Dr. Pat O'Callaghan: 'Double' Olympic Champion
Dr. Pat O’Callaghan, Olympic Gold Champion at successive Olympics, 1928 Amsterdam and 1932 Los Angeles, hailed from the north Cork barony of Duhallow. Born at Derrygallon, near the town of Kanturk, he was an astute pupil who strolled through his formative education at primary and secondary levels. He studied medicine at the Royal College of Surgeons, Dublin, and qualified in 1926, aged just twenty. Following graduation he entered the Medical Corps of the British Royal Airforce and returned to live in Ireland in 1928 to set up his own practice in Clonmel, Co. Tipperary.
As a youth he played gaelic football with Dromtariffe and hurling with Castlemagner. His family and siblings had an abiding passion for many sports and athletics played a prominent part in their lives. Life around rural Duhallow meant living did not come easy and Pat O’Callaghan endured a 32 mile return trip on a bicycle to attend secondary school in Mallow. Two brothers, Seán and Con, also excelled in sporting arenas, but it was the youngest son of the O’Callaghans, who made world headlines.
Following his time in Dublin he developed a keen interest in hammer throwing and to improve his skills and strength, he spent week - ends at Duhallow, testing his stamina with heavier hammers than those used in competitions. After winning several local and national titles, Dr. Pat was making rapid progress, but still considered to be outside international ranking. This dedication would reap great dividends and international fame for the aspiring athlete.
As the 1928 Irish champion, he was qualified to represent Ireland at the Amsterdam Olympics. By the time he departed Irish shores for the Olympics, his throw had now reached 166' 11" and at just twenty two he was competing against the world’s best throwers. In his final throw he used an opponents hammer as a psychological implant to his game and landed a record throw of 168' 7". The owner of the hammer fell four feet short and was devastated as Dr. Pat claimed Gold.

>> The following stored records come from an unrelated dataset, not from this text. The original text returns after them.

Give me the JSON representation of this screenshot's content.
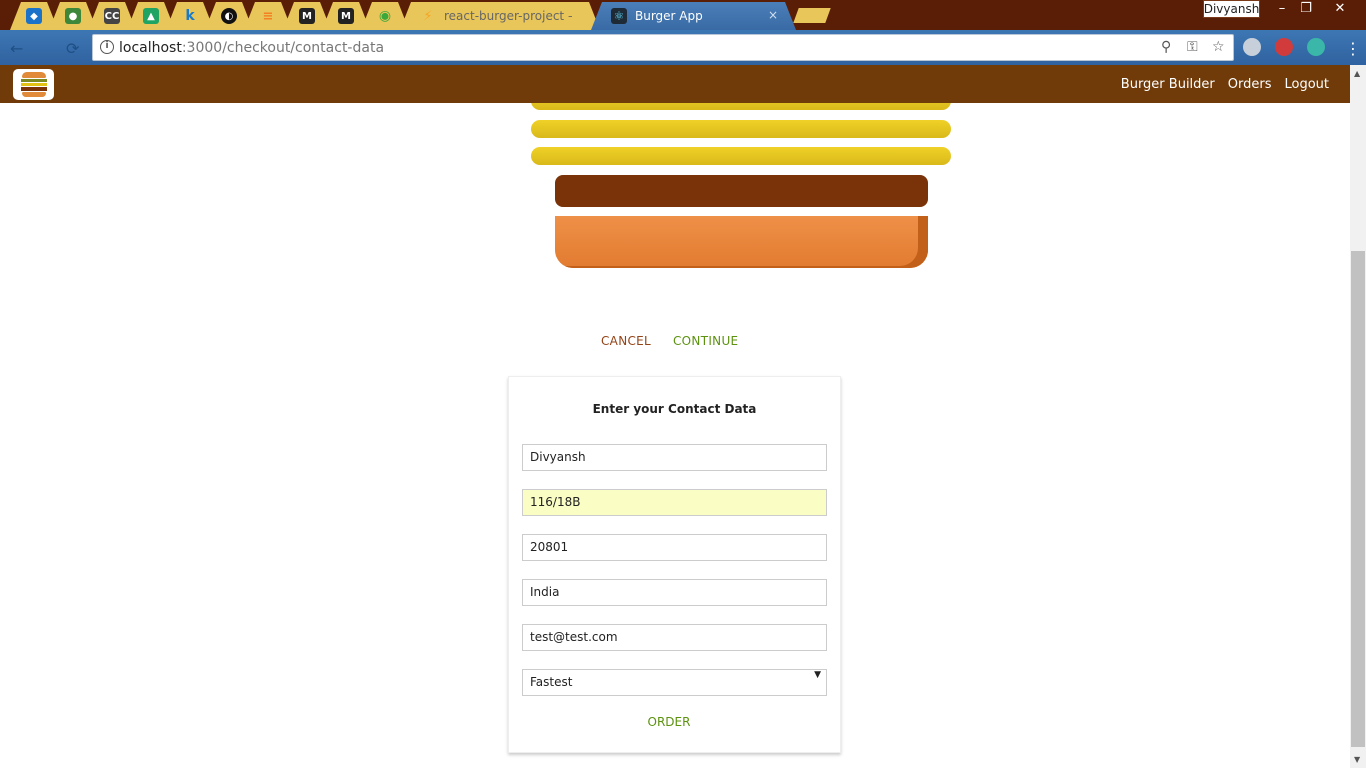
{
  "browser": {
    "tabs": [
      {
        "icon": "bird-favicon-icon",
        "title": ""
      },
      {
        "icon": "node-favicon-icon",
        "title": ""
      },
      {
        "icon": "cc-favicon-icon",
        "title": ""
      },
      {
        "icon": "drive-favicon-icon",
        "title": ""
      },
      {
        "icon": "k-favicon-icon",
        "title": ""
      },
      {
        "icon": "github-favicon-icon",
        "title": ""
      },
      {
        "icon": "stackoverflow-favicon-icon",
        "title": ""
      },
      {
        "icon": "medium-favicon-icon",
        "title": ""
      },
      {
        "icon": "medium-favicon-icon",
        "title": ""
      },
      {
        "icon": "circle-favicon-icon",
        "title": ""
      },
      {
        "icon": "firebase-favicon-icon",
        "title": "react-burger-project – D"
      },
      {
        "icon": "react-favicon-icon",
        "title": "Burger App",
        "active": true
      }
    ],
    "tab_glyphs": [
      "◆",
      "●",
      "CC",
      "▲",
      "k",
      "◐",
      "≡",
      "M",
      "M",
      "◉",
      "⚡",
      "⚛"
    ],
    "tab_close": "×",
    "profile_name": "Divyansh",
    "window_controls": {
      "minimize": "–",
      "restore": "❐",
      "close": "✕"
    },
    "nav": {
      "back": "←",
      "reload": "⟳"
    },
    "url_host": "localhost",
    "url_rest": ":3000/checkout/contact-data",
    "info_glyph": "i",
    "omni_icons": {
      "zoom": "⚲",
      "key": "⚿",
      "star": "☆"
    },
    "menu_glyph": "⋮"
  },
  "app": {
    "nav_items": [
      "Burger Builder",
      "Orders",
      "Logout"
    ],
    "controls": {
      "cancel": "CANCEL",
      "continue": "CONTINUE"
    },
    "form": {
      "title": "Enter your Contact Data",
      "name": "Divyansh",
      "street": "116/18B",
      "zip": "20801",
      "country": "India",
      "email": "test@test.com",
      "delivery_method": "Fastest",
      "order_label": "ORDER"
    }
  },
  "colors": {
    "toolbar": "#703b09",
    "cancel": "#944317",
    "continue": "#5c9210",
    "autofill": "#fafdc4"
  }
}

That medal was historically Ireland’s first ever gold as a free nation and ironically, he paid all his own expenses to travel and stay in Amsterdam.
Two of Dr. Pat’s brothers also qualified and they also paid their own way. The famous Corkman was back again for the Los Angeles Olympics and by now he had perfected a regular throw of over 170'. The rule makers for hammer throwing had made a far reaching decision, which was only recognised by Dr. Pat, as the event commenced. Instead of the normal grass or clay arena, he was faced with a cinder surface that required major alterations to his spiked shoes. Without the necessary time to find alternative shoes, Dr. Pat still managed a plausible throw of 171' 3" to qualify for the final on his third throw. As other events were progressing, the inventive doctor found his own cure for his shoes. With a borrowed hacksaw and file, he found time to reduce the length of his spikes.
In the final throw off rounds, and on his second throw, he reached a mighty 176' 11" to leave his opponents truly bewildered. Another gold for Ireland and Dr. Pat O’Callaghan. Earlier in the 400mtr. Hurdles, Bob Tisdall, had won another gold for Ireland.
In 1933 Dr. Pat was regarded as the world’s greatest hammer thrower and he continued winning European titles. However his career was interrupted by a split in the athletics governing body and he did not defend his title at the Berlin Olympics as a consequence. He did not agree with a proposed split in the ranks of the legislators.
In a competition at Fermoy, Co. Cork, in 1937, he threw a mighty 195' 4" but this historic throw was not recognised due to the authorities governing bodies ongoing dispute.
He was awarded the Texaco Hall Of Fame Award in 1960. Dr. Pat O’Cllaghan died on 1st December 1991 and is buried at Clonmel, Co. Tipperary, Ireland.